You wonder if Evans is taking the ‘what the hell’ approach to Leeds United’s problems and how Massimo Cellino reacts to them? If the volatile Italian is going to fire him anyway, Evans might as well earn some kudos by running the gauntlet on his own terms.

On the pitch, Evans spoke of injecting bravery and commitment into his players, and while quality and cohesion is maybe some weeks away, already there are signs that Evans’s fervent brand of man-management is having an effect. In truth, the only three moments of quality from Leeds on Saturday resulted in three excellent goals. The passing movement between Chris Wood and Stuart Dallas, who then produced a sublime ‘eat me’ cross for Mirco Antenucci’s opener in first half stoppage time, was the first time either side had raised themselves above the mediocre. Two minutes later Luke Murphy’s vision picked out a defence-splitting pass for Antenucci to race onto, from which Wood dispatched the second goal. Finally, Alex Mowatt found himself in space 30 yards from goal and felt it was completely natural to let fly with another missile which arced sweetly and succinctly into the top corner of Joe Murphy’s net. It was a far cry from the team beset by timid confusion under Uwe Rösler.

In between these times, of course, Leeds were untidy in possession, relied far too much on the long ball, and allowed Huddersfield’s wide players Joe Lolley and Harry Bunn to approach the penalty area at pace and cause problems. Fortunately, they found Leeds goalkeeper Marco Silvestri in solid form. A fragile presence of late, the 24-year-old was authoritative with crosses and his handling was sound. It needed to be, because Huddersfield dominated the possession and shots-on-goal stats with ease.

You could describe Leeds as ruthless on Saturday: they took the few chances they created where Huddersfield had the majority of the play and didn’t take theirs.
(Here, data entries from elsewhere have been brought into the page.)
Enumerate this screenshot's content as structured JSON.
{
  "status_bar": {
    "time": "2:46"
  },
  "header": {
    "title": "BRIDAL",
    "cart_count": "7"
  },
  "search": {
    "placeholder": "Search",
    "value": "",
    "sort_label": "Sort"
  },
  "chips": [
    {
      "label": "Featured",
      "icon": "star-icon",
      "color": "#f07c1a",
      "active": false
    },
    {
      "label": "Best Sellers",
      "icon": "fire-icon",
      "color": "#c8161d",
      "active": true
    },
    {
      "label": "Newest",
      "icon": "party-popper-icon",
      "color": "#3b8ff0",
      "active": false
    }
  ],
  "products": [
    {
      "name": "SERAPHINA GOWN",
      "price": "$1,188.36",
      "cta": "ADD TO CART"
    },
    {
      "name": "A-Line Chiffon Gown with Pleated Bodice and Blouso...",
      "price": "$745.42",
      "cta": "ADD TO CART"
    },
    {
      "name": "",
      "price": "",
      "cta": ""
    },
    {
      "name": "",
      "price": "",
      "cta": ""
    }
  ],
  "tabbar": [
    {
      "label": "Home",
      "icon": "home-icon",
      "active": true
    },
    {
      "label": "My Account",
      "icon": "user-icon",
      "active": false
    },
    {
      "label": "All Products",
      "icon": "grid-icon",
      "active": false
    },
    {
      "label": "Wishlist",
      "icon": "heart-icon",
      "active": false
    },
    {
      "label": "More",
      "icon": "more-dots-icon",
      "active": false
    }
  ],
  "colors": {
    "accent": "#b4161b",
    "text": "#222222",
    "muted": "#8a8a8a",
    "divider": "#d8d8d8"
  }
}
For a team who have created so little from open play this season, it was as refreshing as the rain that lashed Steve Evans’s face at full-time. Leeds United had taken control of the game and their fans finally had more than blind hope. They had something to believe in; evidence upon which to base expectation for the future. We might, now, even beat Rotherham at home; imagine that?

The international break is now upon us and undoubtedly there are twists and turns expected in the latest takeover saga at Elland Road. The insurgent attempt by Leeds Fans United (LFU) to gain a majority share of the Club may have been rebuffed by Cellino’s petulant mood swings, but LFU have proved before with the reversal of Cellino’s away ticket restriction, that they have the nous, expertise and diplomacy to appeal to the King of Corn’s more earnest and poker-faced side; for it is there if you look hard enough. A well-timed statement on Monday morning from LFU has put their position quite clearly in the public domain; the past week has fast-forwarded their process and put them in a strong position with many options and many willing partners.

Furthermore, they have the skills and the tools to work on an increasingly fearful and beaten Cellino. While some Leeds fans may take comfort in their own helplessness, and continue to dream, to hope that somewhere in the ether there exists a fool with his money who will bankroll the club while looking further than their own self-importance, others in the Leeds United fan base are seeking to become masters of their own destiny; our destiny, Leeds United’s destiny, for all of us. For those, the preference of supporting people we know with evidence of success and who generate trust, just like approaching one game with an expectation of winning the next; wrestling control from blind hope.

Jon contributes sports content for Leeds Living, he is an established sports and lifestyle writer for various organisations, and is a twice published author.